Each entry, in full: copy it out exactly.

Data for this exercise section start

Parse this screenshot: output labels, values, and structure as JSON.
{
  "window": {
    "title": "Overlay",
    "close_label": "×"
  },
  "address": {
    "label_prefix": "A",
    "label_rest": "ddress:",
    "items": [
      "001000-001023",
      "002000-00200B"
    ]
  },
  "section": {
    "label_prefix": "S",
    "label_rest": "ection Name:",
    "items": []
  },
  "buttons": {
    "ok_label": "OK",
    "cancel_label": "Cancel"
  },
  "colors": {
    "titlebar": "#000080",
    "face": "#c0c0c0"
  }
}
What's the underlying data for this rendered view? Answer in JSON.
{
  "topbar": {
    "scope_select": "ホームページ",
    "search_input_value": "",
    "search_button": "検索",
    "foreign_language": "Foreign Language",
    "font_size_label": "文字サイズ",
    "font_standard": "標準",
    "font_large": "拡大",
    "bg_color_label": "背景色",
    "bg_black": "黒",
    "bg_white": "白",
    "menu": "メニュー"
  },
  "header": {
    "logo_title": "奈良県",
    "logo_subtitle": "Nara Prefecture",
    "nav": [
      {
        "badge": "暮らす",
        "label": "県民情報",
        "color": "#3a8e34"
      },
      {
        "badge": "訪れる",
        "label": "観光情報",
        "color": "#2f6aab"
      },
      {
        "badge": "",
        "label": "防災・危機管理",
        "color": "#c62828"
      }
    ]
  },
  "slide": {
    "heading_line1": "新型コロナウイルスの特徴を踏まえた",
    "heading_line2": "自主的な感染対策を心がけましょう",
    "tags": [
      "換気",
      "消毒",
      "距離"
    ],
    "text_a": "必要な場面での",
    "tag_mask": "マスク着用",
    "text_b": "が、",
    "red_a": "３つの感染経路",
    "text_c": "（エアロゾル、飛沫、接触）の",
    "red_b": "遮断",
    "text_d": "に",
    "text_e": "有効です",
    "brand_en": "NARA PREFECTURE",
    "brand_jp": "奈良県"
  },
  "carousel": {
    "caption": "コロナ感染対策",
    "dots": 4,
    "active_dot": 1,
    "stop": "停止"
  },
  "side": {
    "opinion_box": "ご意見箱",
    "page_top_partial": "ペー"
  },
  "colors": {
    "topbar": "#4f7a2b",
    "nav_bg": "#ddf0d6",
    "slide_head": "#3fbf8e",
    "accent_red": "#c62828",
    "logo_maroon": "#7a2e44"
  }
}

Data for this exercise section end

**Result of the exercise:**
Parse this screenshot: output labels, values, and structure as JSON.
{
  "window": {
    "title": "Overlay",
    "close_label": "×"
  },
  "address": {
    "label_prefix": "A",
    "label_rest": "ddress:",
    "items": [
      "001000-001023",
      "002000-00200B"
    ]
  },
  "section": {
    "label_prefix": "S",
    "label_rest": "ection Name:",
    "items": []
  },
  "buttons": {
    "ok_label": "OK",
    "cancel_label": "Cancel"
  },
  "colors": {
    "titlebar": "#000080",
    "face": "#c0c0c0"
  }
}
What's the underlying data for this rendered view? Answer in JSON.
{
  "topbar": {
    "scope_select": "ホームページ",
    "search_input_value": "",
    "search_button": "検索",
    "foreign_language": "Foreign Language",
    "font_size_label": "文字サイズ",
    "font_standard": "標準",
    "font_large": "拡大",
    "bg_color_label": "背景色",
    "bg_black": "黒",
    "bg_white": "白",
    "menu": "メニュー"
  },
  "header": {
    "logo_title": "奈良県",
    "logo_subtitle": "Nara Prefecture",
    "nav": [
      {
        "badge": "暮らす",
        "label": "県民情報",
        "color": "#3a8e34"
      },
      {
        "badge": "訪れる",
        "label": "観光情報",
        "color": "#2f6aab"
      },
      {
        "badge": "",
        "label": "防災・危機管理",
        "color": "#c62828"
      }
    ]
  },
  "slide": {
    "heading_line1": "新型コロナウイルスの特徴を踏まえた",
    "heading_line2": "自主的な感染対策を心がけましょう",
    "tags": [
      "換気",
      "消毒",
      "距離"
    ],
    "text_a": "必要な場面での",
    "tag_mask": "マスク着用",
    "text_b": "が、",
    "red_a": "３つの感染経路",
    "text_c": "（エアロゾル、飛沫、接触）の",
    "red_b": "遮断",
    "text_d": "に",
    "text_e": "有効です",
    "brand_en": "NARA PREFECTURE",
    "brand_jp": "奈良県"
  },
  "carousel": {
    "caption": "コロナ感染対策",
    "dots": 4,
    "active_dot": 1,
    "stop": "停止"
  },
  "side": {
    "opinion_box": "ご意見箱",
    "page_top_partial": "ペー"
  },
  "colors": {
    "topbar": "#4f7a2b",
    "nav_bg": "#ddf0d6",
    "slide_head": "#3fbf8e",
    "accent_red": "#c62828",
    "logo_maroon": "#7a2e44"
  }
}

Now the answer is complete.